What to produce: Every line containing the string "text" should be returned from the records.

+++

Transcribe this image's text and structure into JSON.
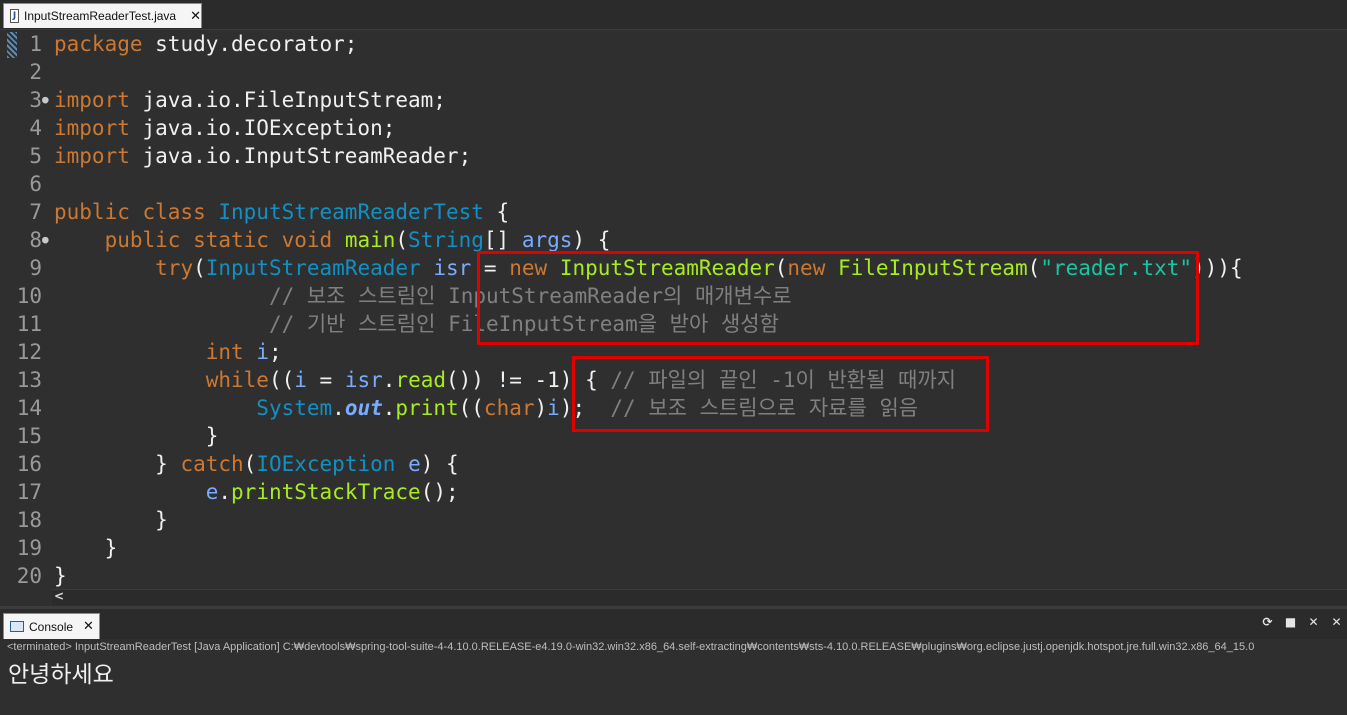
{
  "editor_tab": {
    "filename": "InputStreamReaderTest.java",
    "file_icon_label": "J",
    "close_glyph": "✕"
  },
  "code": {
    "line_numbers": [
      "1",
      "2",
      "3",
      "4",
      "5",
      "6",
      "7",
      "8",
      "9",
      "10",
      "11",
      "12",
      "13",
      "14",
      "15",
      "16",
      "17",
      "18",
      "19",
      "20"
    ],
    "fold_marker": "●",
    "l1": {
      "kw": "package",
      "text": " study.decorator;"
    },
    "l3": {
      "kw": "import",
      "text": " java.io.FileInputStream;"
    },
    "l4": {
      "kw": "import",
      "text": " java.io.IOException;"
    },
    "l5": {
      "kw": "import",
      "text": " java.io.InputStreamReader;"
    },
    "l7": {
      "kw": "public class",
      "sp": " ",
      "ty": "InputStreamReaderTest",
      "text": " {"
    },
    "l8": {
      "indent": "    ",
      "kw1": "public static void",
      "sp": " ",
      "mt": "main",
      "p1": "(",
      "ty": "String",
      "p2": "[] ",
      "vr": "args",
      "p3": ") {"
    },
    "l9": {
      "indent": "        ",
      "kw": "try",
      "p1": "(",
      "ty": "InputStreamReader",
      "sp": " ",
      "vr": "isr",
      "eq": " = ",
      "kw2": "new",
      "sp2": " ",
      "mt1": "InputStreamReader",
      "p2": "(",
      "kw3": "new",
      "sp3": " ",
      "mt2": "FileInputStream",
      "p3": "(",
      "str": "\"reader.txt\"",
      "p4": "))){"
    },
    "l10": {
      "indent": "                 ",
      "cm": "// 보조 스트림인 InputStreamReader의 매개변수로"
    },
    "l11": {
      "indent": "                 ",
      "cm": "// 기반 스트림인 FileInputStream을 받아 생성함"
    },
    "l12": {
      "indent": "            ",
      "kw": "int",
      "sp": " ",
      "vr": "i",
      "text": ";"
    },
    "l13": {
      "indent": "            ",
      "kw": "while",
      "p1": "((",
      "vr1": "i",
      "p2": " = ",
      "vr2": "isr",
      "p3": ".",
      "mt": "read",
      "p4": "()) != -1) { ",
      "cm": "// 파일의 끝인 -1이 반환될 때까지"
    },
    "l14": {
      "indent": "                ",
      "ty": "System",
      "p1": ".",
      "st": "out",
      "p2": ".",
      "mt": "print",
      "p3": "((",
      "kw": "char",
      "p4": ")",
      "vr": "i",
      "p5": ");  ",
      "cm": "// 보조 스트림으로 자료를 읽음"
    },
    "l15": {
      "indent": "            ",
      "text": "}"
    },
    "l16": {
      "indent": "        ",
      "p1": "} ",
      "kw": "catch",
      "p2": "(",
      "ty": "IOException",
      "sp": " ",
      "vr": "e",
      "p3": ") {"
    },
    "l17": {
      "indent": "            ",
      "vr": "e",
      "p1": ".",
      "mt": "printStackTrace",
      "p2": "();"
    },
    "l18": {
      "indent": "        ",
      "text": "}"
    },
    "l19": {
      "indent": "    ",
      "text": "}"
    },
    "l20": {
      "text": "}"
    }
  },
  "hscroll": {
    "arrow": "<"
  },
  "console": {
    "tab_label": "Console",
    "close_glyph": "✕",
    "tools": {
      "relaunch": "⟳",
      "terminate": "■",
      "remove": "✕",
      "remove_all": "✕"
    },
    "terminated_line": "<terminated> InputStreamReaderTest [Java Application] C:₩devtools₩spring-tool-suite-4-4.10.0.RELEASE-e4.19.0-win32.win32.x86_64.self-extracting₩contents₩sts-4.10.0.RELEASE₩plugins₩org.eclipse.justj.openjdk.hotspot.jre.full.win32.x86_64_15.0",
    "output": "안녕하세요"
  },
  "colors": {
    "keyword": "#cc7832",
    "type": "#1290c3",
    "method": "#a7ec21",
    "variable": "#79abff",
    "string": "#17c6a3",
    "comment": "#808080",
    "highlight_box": "#e00000",
    "background": "#2f2f2f"
  }
}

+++

Result of this exercise:
Transcribe this image's text and structure into JSON.
      "text": " study.decorator;"
      "text": " java.io.FileInputStream;"
      "text": " java.io.IOException;"
      "text": " java.io.InputStreamReader;"
      "text": " {"
      "text": ";"
      "text": "}"
      "text": "}"
      "text": "}"
      "text": "}"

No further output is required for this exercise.